### Problem to solve
Keep the wording of every entry intact in your copy, and omit the pictures.

Dataset items:
════════════════
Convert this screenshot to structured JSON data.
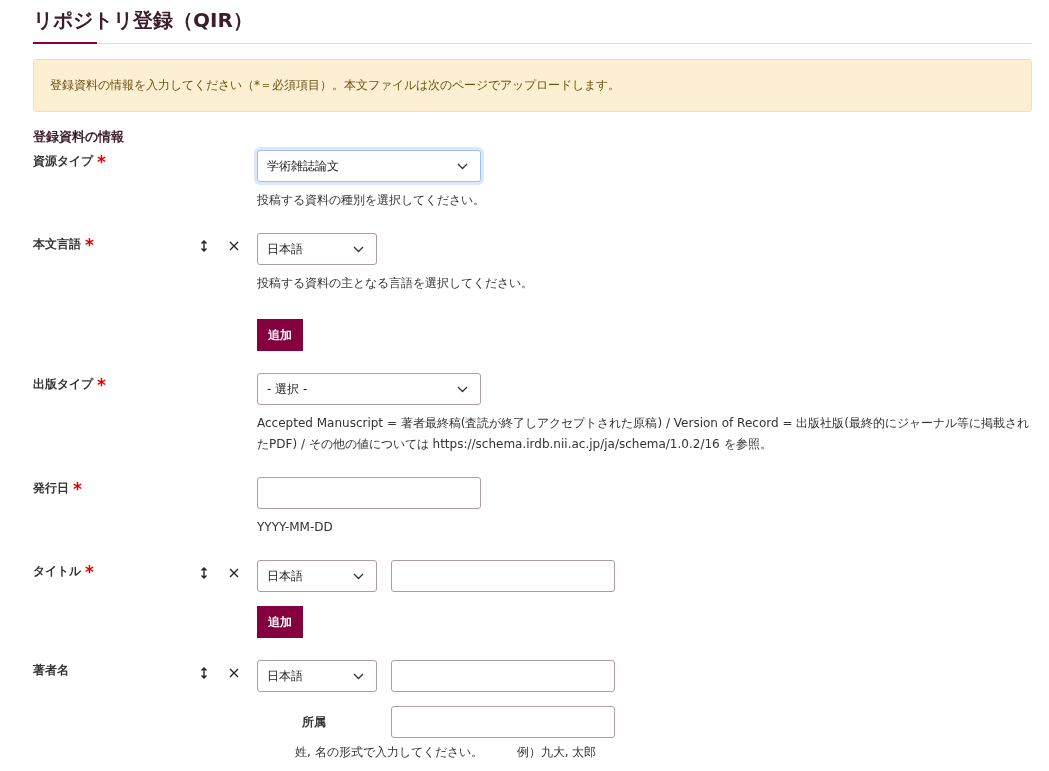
{
  "page": {
    "title": "リポジトリ登録（QIR）"
  },
  "notice": "登録資料の情報を入力してください（*＝必須項目）。本文ファイルは次のページでアップロードします。",
  "section_title": "登録資料の情報",
  "fields": [
    {
      "kind": "select",
      "label": "資源タイプ",
      "required_mark": "*",
      "value": "学術雑誌論文",
      "focused": true,
      "help": "投稿する資料の種別を選択してください。"
    },
    {
      "kind": "language",
      "label": "本文言語",
      "required_mark": "*",
      "entries": [
        {
          "language": "日本語"
        }
      ],
      "help": "投稿する資料の主となる言語を選択してください。",
      "add_button": "追加"
    },
    {
      "kind": "select",
      "label": "出版タイプ",
      "required_mark": "*",
      "value": "- 選択 -",
      "focused": false,
      "help": "Accepted Manuscript = 著者最終稿(査読が終了しアクセプトされた原稿) / Version of Record = 出版社版(最終的にジャーナル等に掲載されたPDF) / その他の値については https://schema.irdb.nii.ac.jp/ja/schema/1.0.2/16 を参照。"
    },
    {
      "kind": "text",
      "label": "発行日",
      "required_mark": "*",
      "help": "YYYY-MM-DD"
    },
    {
      "kind": "lang_text",
      "label": "タイトル",
      "required_mark": "*",
      "entries": [
        {
          "language": "日本語"
        }
      ],
      "add_button": "追加"
    },
    {
      "kind": "author",
      "label": "著者名",
      "entries": [
        {
          "language": "日本語",
          "affiliation_label": "所属"
        }
      ],
      "help": "姓, 名の形式で入力してください。",
      "example": "例）九大, 太郎"
    }
  ]
}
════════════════
### Completed exercise
Convert this screenshot to structured JSON data.
{
  "page": {
    "title": "リポジトリ登録（QIR）"
  },
  "notice": "登録資料の情報を入力してください（*＝必須項目）。本文ファイルは次のページでアップロードします。",
  "section_title": "登録資料の情報",
  "fields": [
    {
      "kind": "select",
      "label": "資源タイプ",
      "required_mark": "*",
      "value": "学術雑誌論文",
      "focused": true,
      "help": "投稿する資料の種別を選択してください。"
    },
    {
      "kind": "language",
      "label": "本文言語",
      "required_mark": "*",
      "entries": [
        {
          "language": "日本語"
        }
      ],
      "help": "投稿する資料の主となる言語を選択してください。",
      "add_button": "追加"
    },
    {
      "kind": "select",
      "label": "出版タイプ",
      "required_mark": "*",
      "value": "- 選択 -",
      "focused": false,
      "help": "Accepted Manuscript = 著者最終稿(査読が終了しアクセプトされた原稿) / Version of Record = 出版社版(最終的にジャーナル等に掲載されたPDF) / その他の値については https://schema.irdb.nii.ac.jp/ja/schema/1.0.2/16 を参照。"
    },
    {
      "kind": "text",
      "label": "発行日",
      "required_mark": "*",
      "help": "YYYY-MM-DD"
    },
    {
      "kind": "lang_text",
      "label": "タイトル",
      "required_mark": "*",
      "entries": [
        {
          "language": "日本語"
        }
      ],
      "add_button": "追加"
    },
    {
      "kind": "author",
      "label": "著者名",
      "entries": [
        {
          "language": "日本語",
          "affiliation_label": "所属"
        }
      ],
      "help": "姓, 名の形式で入力してください。",
      "example": "例）九大, 太郎"
    }
  ]
}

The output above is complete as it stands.